If a line in the data holds the string "Tools", list it.

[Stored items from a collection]
+++

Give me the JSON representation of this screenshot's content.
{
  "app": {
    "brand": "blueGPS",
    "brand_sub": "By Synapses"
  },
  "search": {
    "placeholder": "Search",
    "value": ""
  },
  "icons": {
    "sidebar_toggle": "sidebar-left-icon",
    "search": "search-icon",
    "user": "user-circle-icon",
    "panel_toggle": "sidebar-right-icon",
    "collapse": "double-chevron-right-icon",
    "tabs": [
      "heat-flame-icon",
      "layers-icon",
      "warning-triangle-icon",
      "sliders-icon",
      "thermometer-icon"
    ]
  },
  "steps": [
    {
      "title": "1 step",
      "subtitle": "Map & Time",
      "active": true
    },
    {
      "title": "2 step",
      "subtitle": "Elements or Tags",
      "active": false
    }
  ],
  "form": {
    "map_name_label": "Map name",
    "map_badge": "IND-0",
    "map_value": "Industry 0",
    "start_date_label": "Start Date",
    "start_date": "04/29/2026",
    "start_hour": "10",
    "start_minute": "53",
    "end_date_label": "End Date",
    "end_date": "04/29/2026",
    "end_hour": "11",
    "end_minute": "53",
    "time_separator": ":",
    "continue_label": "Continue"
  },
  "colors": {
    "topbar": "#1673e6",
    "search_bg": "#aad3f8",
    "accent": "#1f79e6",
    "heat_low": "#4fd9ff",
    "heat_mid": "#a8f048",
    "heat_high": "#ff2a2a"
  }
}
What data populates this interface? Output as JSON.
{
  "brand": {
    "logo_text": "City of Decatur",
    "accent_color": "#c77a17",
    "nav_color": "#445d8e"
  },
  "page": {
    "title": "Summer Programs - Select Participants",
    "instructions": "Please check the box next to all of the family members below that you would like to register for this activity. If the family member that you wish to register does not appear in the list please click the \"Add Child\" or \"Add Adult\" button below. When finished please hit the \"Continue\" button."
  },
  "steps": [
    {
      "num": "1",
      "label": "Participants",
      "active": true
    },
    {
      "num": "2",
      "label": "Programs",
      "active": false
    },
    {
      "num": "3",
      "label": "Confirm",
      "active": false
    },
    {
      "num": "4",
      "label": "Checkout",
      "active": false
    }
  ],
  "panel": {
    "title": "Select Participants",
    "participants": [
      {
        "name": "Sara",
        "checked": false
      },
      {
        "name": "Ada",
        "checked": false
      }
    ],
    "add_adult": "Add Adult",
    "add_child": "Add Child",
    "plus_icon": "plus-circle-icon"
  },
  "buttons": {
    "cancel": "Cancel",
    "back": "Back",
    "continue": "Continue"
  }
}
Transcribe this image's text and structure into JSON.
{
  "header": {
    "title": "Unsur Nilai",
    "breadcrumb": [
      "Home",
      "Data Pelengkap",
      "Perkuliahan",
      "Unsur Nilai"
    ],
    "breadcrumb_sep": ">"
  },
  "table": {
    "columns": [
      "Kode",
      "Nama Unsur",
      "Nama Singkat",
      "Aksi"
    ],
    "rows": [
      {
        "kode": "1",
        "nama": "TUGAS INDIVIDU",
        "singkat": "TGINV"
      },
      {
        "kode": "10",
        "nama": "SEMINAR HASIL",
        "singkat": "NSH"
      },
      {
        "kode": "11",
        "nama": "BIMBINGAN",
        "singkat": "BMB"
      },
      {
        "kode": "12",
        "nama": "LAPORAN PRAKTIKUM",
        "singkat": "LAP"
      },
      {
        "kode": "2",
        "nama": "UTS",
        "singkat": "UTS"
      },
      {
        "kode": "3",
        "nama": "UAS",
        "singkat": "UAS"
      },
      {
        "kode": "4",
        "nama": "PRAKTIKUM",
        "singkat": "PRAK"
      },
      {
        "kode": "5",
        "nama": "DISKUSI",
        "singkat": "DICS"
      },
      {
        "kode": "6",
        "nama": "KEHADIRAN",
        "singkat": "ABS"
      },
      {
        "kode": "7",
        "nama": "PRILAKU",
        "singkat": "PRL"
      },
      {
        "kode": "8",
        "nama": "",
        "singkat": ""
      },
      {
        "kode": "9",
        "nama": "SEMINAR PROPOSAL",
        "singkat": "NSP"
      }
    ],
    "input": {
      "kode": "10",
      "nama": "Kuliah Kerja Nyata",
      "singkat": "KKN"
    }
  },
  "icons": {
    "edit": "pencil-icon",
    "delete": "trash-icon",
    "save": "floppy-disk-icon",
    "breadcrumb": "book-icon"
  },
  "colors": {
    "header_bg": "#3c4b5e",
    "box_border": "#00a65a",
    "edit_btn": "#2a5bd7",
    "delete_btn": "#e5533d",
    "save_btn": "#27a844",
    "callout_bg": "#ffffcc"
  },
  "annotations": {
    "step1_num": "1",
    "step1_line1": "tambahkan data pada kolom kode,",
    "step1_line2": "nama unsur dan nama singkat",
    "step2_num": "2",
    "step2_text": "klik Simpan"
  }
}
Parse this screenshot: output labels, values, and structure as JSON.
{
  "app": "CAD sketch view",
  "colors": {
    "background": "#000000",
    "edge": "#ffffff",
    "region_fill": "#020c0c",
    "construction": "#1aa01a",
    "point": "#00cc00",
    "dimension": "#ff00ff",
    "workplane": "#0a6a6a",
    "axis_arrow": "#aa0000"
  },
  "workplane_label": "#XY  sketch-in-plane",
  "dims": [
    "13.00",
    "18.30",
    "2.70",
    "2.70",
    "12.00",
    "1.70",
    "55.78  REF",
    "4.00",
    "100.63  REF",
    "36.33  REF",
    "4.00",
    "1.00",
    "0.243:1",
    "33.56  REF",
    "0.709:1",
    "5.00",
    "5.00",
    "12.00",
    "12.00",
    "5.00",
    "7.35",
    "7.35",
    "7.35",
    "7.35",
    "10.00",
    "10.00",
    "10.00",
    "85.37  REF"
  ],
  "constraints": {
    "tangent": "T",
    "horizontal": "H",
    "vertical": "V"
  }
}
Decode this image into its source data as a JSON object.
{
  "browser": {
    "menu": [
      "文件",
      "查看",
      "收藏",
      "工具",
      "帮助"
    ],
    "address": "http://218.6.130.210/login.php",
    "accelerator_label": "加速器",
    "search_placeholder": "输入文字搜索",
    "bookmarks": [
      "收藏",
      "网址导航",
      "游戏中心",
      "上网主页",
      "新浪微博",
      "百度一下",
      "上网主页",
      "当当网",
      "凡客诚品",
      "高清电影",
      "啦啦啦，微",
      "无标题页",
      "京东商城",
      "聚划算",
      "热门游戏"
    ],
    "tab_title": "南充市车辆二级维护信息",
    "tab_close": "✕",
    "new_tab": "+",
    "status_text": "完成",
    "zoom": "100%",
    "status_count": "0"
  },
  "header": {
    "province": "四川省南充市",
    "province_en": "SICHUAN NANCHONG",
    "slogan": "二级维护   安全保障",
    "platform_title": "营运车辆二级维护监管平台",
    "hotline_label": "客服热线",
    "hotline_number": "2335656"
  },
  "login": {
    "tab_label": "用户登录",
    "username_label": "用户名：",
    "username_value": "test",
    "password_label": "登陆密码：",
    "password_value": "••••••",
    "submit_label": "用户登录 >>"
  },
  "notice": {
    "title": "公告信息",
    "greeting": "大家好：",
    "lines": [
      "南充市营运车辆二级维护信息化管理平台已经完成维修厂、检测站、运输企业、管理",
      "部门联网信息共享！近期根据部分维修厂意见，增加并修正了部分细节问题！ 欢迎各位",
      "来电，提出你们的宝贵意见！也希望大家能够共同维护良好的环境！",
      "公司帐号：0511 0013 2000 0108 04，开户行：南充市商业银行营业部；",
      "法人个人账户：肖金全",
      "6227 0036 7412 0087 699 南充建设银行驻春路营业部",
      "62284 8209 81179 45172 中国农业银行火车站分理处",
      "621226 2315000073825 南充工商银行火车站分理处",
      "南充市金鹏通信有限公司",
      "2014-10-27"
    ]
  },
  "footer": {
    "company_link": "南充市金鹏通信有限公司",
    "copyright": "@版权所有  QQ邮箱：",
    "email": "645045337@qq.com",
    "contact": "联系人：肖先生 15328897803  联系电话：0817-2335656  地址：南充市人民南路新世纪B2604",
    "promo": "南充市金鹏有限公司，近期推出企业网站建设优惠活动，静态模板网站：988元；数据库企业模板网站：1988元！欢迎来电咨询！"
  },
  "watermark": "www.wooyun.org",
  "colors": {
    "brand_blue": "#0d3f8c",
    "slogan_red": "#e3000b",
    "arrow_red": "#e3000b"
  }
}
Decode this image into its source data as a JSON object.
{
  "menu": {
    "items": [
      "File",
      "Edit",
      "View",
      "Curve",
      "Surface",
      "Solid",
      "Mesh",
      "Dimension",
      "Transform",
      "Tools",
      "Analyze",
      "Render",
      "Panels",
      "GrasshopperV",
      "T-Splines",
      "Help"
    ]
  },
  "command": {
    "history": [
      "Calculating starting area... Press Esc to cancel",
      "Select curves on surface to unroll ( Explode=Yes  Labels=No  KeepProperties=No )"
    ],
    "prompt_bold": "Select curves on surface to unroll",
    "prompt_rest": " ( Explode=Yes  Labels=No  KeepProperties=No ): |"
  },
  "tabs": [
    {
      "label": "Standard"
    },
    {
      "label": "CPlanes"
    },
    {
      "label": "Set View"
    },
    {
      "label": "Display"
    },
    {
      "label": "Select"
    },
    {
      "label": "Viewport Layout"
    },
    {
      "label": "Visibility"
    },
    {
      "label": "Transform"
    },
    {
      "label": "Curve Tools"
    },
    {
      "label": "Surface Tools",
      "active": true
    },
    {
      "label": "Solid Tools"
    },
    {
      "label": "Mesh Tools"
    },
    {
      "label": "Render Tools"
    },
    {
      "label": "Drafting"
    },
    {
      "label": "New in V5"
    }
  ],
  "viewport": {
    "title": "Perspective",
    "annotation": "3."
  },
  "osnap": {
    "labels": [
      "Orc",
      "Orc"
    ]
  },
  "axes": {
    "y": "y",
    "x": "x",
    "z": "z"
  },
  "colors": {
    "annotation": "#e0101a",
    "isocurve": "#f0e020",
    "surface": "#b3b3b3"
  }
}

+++

▶ _Answer below_:
      "Tools",
      "label": "Curve Tools"
      "label": "Surface Tools",
      "label": "Solid Tools"
      "label": "Mesh Tools"
      "label": "Render Tools"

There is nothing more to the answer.